Apple is appealing its lawsuit win against Epic Games and Fortnite
The Apple vs Epic lawsuit needs no introduction at this point. Last month, the lawsuit had reached a dramatic conclusion, with the judge deciding to award a result that wasn’t exactly what the two parties wanted. Instead, several key decisions came out in Apple’s favor, except for one. Apple even went on record to call the ruling a “resounding victory”. And now, Apple is appealing against this very same resounding victory.
According to The Verge, Apple has filed an appeal asking for a stay to the Apple vs Epic Games lawsuit’s results from taking effect. Essentially, the company wants to not be forced into implementing the new anti-steering rules, arguing that it “will allow Apple to protect consumers and safeguard its platform while the company works through the complex and rapidly evolving legal, technological, and economic issues“.
The lawsuit results had largely sided with Apple, except for one key decision. The judge had asked Apple to lift its restrictions on iOS apps and App Store pages providing buttons, external links, and other “calls to action” that direct consumers to other purchasing mechanisms. This is a big change from Apple’s anti-steering policy that prevents app developers from informing and directing users to alternative purchasing methods. Before the judgment, Apple had itself partially lifted the anti-steering policy, but now Apple states that it has deleted the offending sections of the App Store Guidelines entirely, which is news.
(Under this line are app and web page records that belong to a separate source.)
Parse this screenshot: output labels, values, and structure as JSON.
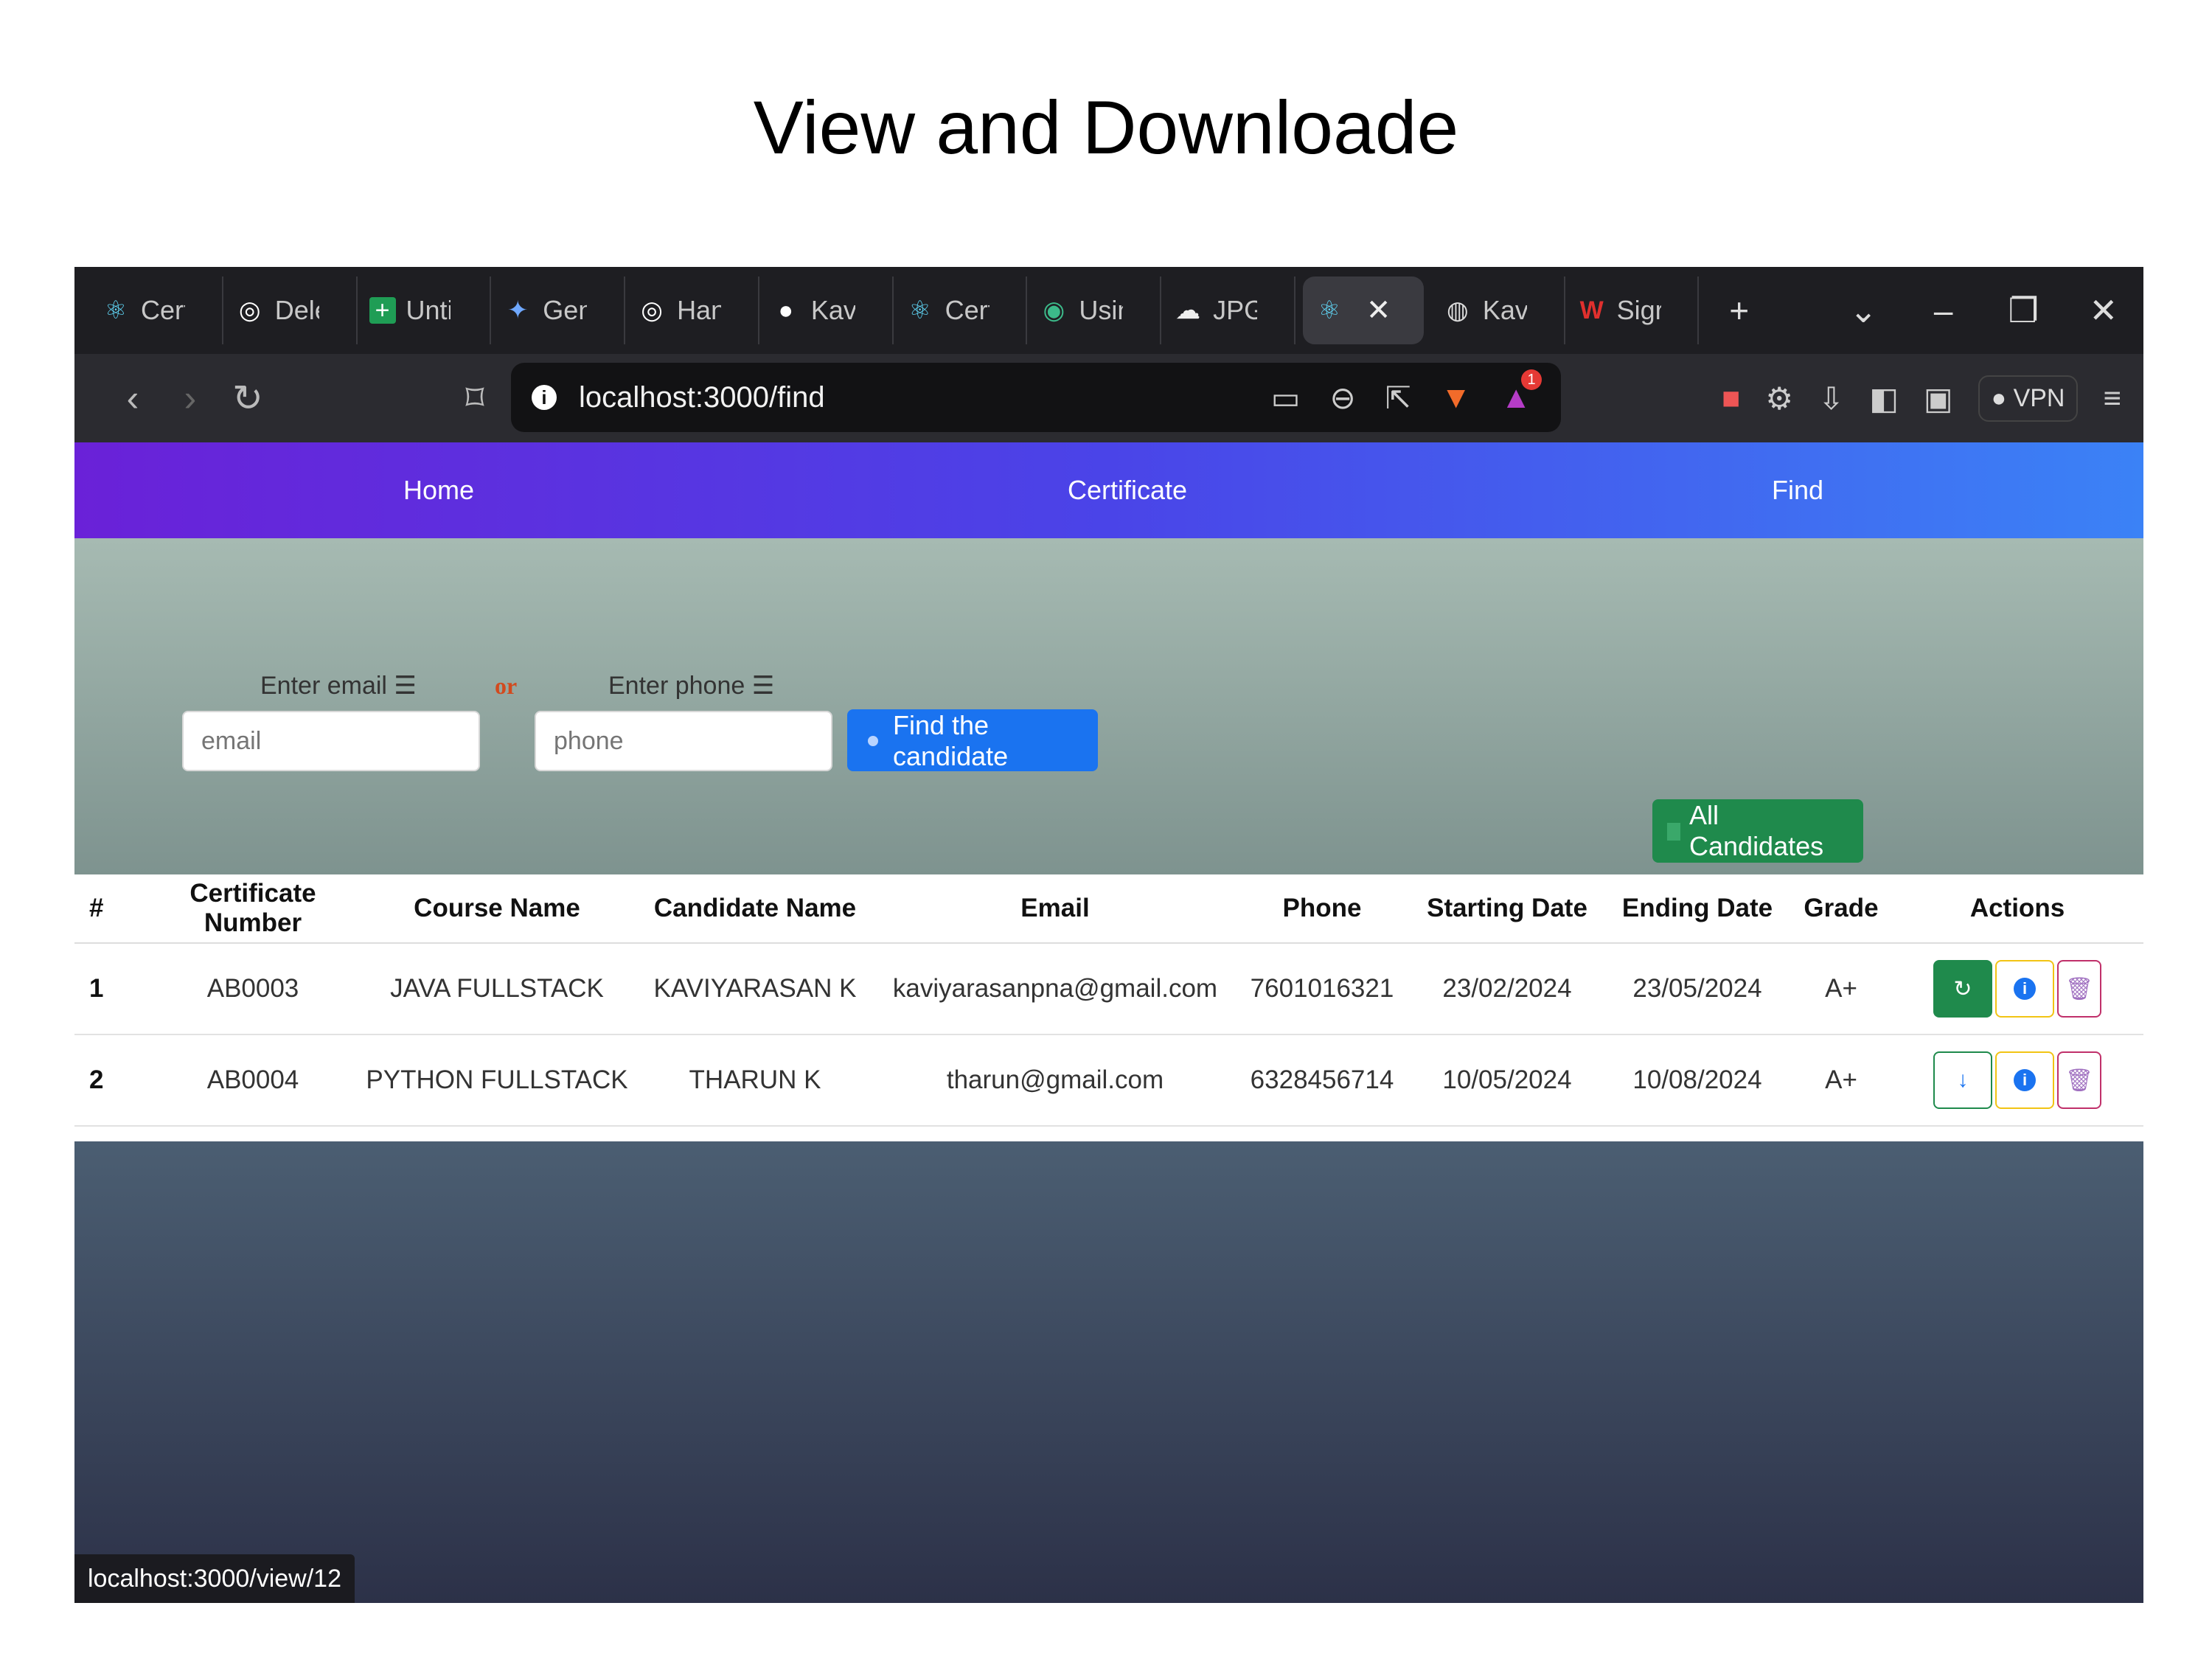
{
  "slide": {
    "title": "View and Downloade"
  },
  "browser": {
    "tabs": [
      {
        "label": "Cert",
        "icon": "react-icon"
      },
      {
        "label": "Dele",
        "icon": "chatgpt-icon"
      },
      {
        "label": "Unti",
        "icon": "sheets-icon"
      },
      {
        "label": "Gen",
        "icon": "gemini-icon"
      },
      {
        "label": "Han",
        "icon": "chatgpt-icon"
      },
      {
        "label": "Kavi",
        "icon": "github-icon"
      },
      {
        "label": "Cert",
        "icon": "react-icon"
      },
      {
        "label": "Usin",
        "icon": "shield-icon"
      },
      {
        "label": "JPG",
        "icon": "cloud-icon"
      },
      {
        "label": "",
        "icon": "react-icon",
        "active": true
      },
      {
        "label": "Kavi",
        "icon": "globe-icon"
      },
      {
        "label": "Sigr",
        "icon": "w-logo-icon"
      }
    ],
    "url": "localhost:3000/find",
    "vpn_label": "VPN",
    "notification_count": "1",
    "status_url": "localhost:3000/view/12"
  },
  "site_nav": {
    "home": "Home",
    "certificate": "Certificate",
    "find": "Find"
  },
  "search": {
    "email_label": "Enter email",
    "or_label": "or",
    "phone_label": "Enter phone",
    "email_placeholder": "email",
    "phone_placeholder": "phone",
    "find_button": "Find the candidate",
    "all_button": "All Candidates"
  },
  "table": {
    "headers": [
      "#",
      "Certificate Number",
      "Course Name",
      "Candidate Name",
      "Email",
      "Phone",
      "Starting Date",
      "Ending Date",
      "Grade",
      "Actions"
    ],
    "rows": [
      {
        "idx": "1",
        "cert": "AB0003",
        "course": "JAVA FULLSTACK",
        "name": "KAVIYARASAN K",
        "email": "kaviyarasanpna@gmail.com",
        "phone": "7601016321",
        "start": "23/02/2024",
        "end": "23/05/2024",
        "grade": "A+"
      },
      {
        "idx": "2",
        "cert": "AB0004",
        "course": "PYTHON FULLSTACK",
        "name": "THARUN K",
        "email": "tharun@gmail.com",
        "phone": "6328456714",
        "start": "10/05/2024",
        "end": "10/08/2024",
        "grade": "A+"
      }
    ]
  },
  "colors": {
    "accent": "#1a73f0",
    "success": "#1f8a4c",
    "nav_start": "#6a21d8",
    "nav_end": "#3b82f6"
  }
}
Apple further argues in the appeal that if it opened up the App Store in the ways that the decision asked for, then the company wouldn’t be able to protect its users from fraud. The appeal even goes on to cite the recent example of Paddle, alternative in-app purchase system on iOS, and points out that Paddle advertises access to customer data such as email addresses as a pro for businesses, in stark contrast to the rules that Apple follows for user privacy.
Note that Apple’s appeal has not been granted yet, and a stay would need to be granted. Until then, the appeal confirms several points that were open for interpretation. For one, even Apple sees a button as a button.